Return each line of the records below that contains the word "cryptoweb".

[[ GIVEN DATA open ]]

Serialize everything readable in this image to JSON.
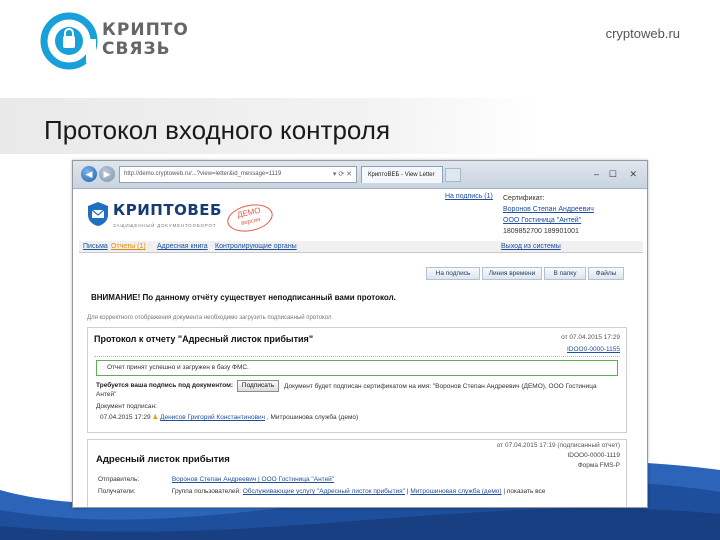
{
  "slide": {
    "brand_line1": "КРИПТО",
    "brand_line2": "СВЯЗЬ",
    "site_url": "cryptoweb.ru",
    "title": "Протокол входного контроля",
    "accent_color": "#1aa0d8",
    "wave_color": "#2b64b8"
  },
  "browser": {
    "address": "http://demo.cryptoweb.ru/...?view=letter&id_message=1119",
    "tab_title": "КриптоВЕБ - View Letter",
    "back_icon": "arrow-left-icon",
    "forward_icon": "arrow-right-icon"
  },
  "page": {
    "logo_text": "КРИПТОВЕБ",
    "logo_sub": "ЗАЩИЩЕННЫЙ ДОКУМЕНТООБОРОТ",
    "demo_stamp": "ДЕМО",
    "demo_stamp_sub": "версия",
    "unsigned_link": "На подпись (1)",
    "cert_label": "Сертификат:",
    "cert_name": "Воронов Степан Андреевич",
    "cert_org": "ООО Гостиница \"Антей\"",
    "cert_numbers": "1809852700 189901001",
    "nav": {
      "letters": "Письма",
      "reports": "Отчеты (1)",
      "address_book": "Адресная книга",
      "authorities": "Контролирующие органы",
      "logout": "Выход из системы"
    },
    "buttons": {
      "to_sign": "На подпись",
      "timeline": "Линия времени",
      "to_basket": "В папку",
      "files": "Файлы"
    },
    "warning": "ВНИМАНИЕ! По данному отчёту существует неподписанный вами протокол.",
    "hint": "Для корректного отображения документа необходимо загрузить подписанный протокол"
  },
  "protocol": {
    "title": "Протокол к отчету \"Адресный листок прибытия\"",
    "date": "от 07.04.2015 17:29",
    "number": "IDOO0-0000-1155",
    "accepted_text": "Отчет принят успешно и загружен в базу ФМС.",
    "sign_required_label": "Требуется ваша подпись под документом:",
    "sign_button": "Подписать",
    "sign_note": "Документ будет подписан сертификатом на имя: \"Воронов Степан Андреевич (ДЕМО), ООО Гостиница",
    "sign_note2": "Антей\"",
    "sent_label": "Документ подписан:",
    "sent_date": "07.04.2015 17:29",
    "sent_person": "Денисов Григорий Константинович",
    "sent_org": ", Митрошинова служба (демо)"
  },
  "report": {
    "date": "от 07.04.2015 17:19 (подписанный отчет)",
    "number": "IDOO0-0000-1119",
    "form": "Форма FMS-P",
    "title": "Адресный листок прибытия",
    "sender_label": "Отправитель:",
    "sender": "Воронов Степан Андреевич | ООО Гостиница \"Антей\"",
    "recipient_label": "Получатели:",
    "recipient_prefix": "Группа пользователей:",
    "recipient_service": "Обслуживающие услугу \"Адресный листок прибытия\"",
    "recipient_sep": "|",
    "recipient_org": "Митрошиновая служба (демо)",
    "recipient_suffix": "| показать все"
  }
}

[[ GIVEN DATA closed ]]

RESPONSE TO THE EXERCISE
    "site_url": "cryptoweb.ru",
    "address": "http://demo.cryptoweb.ru/...?view=letter&id_message=1119",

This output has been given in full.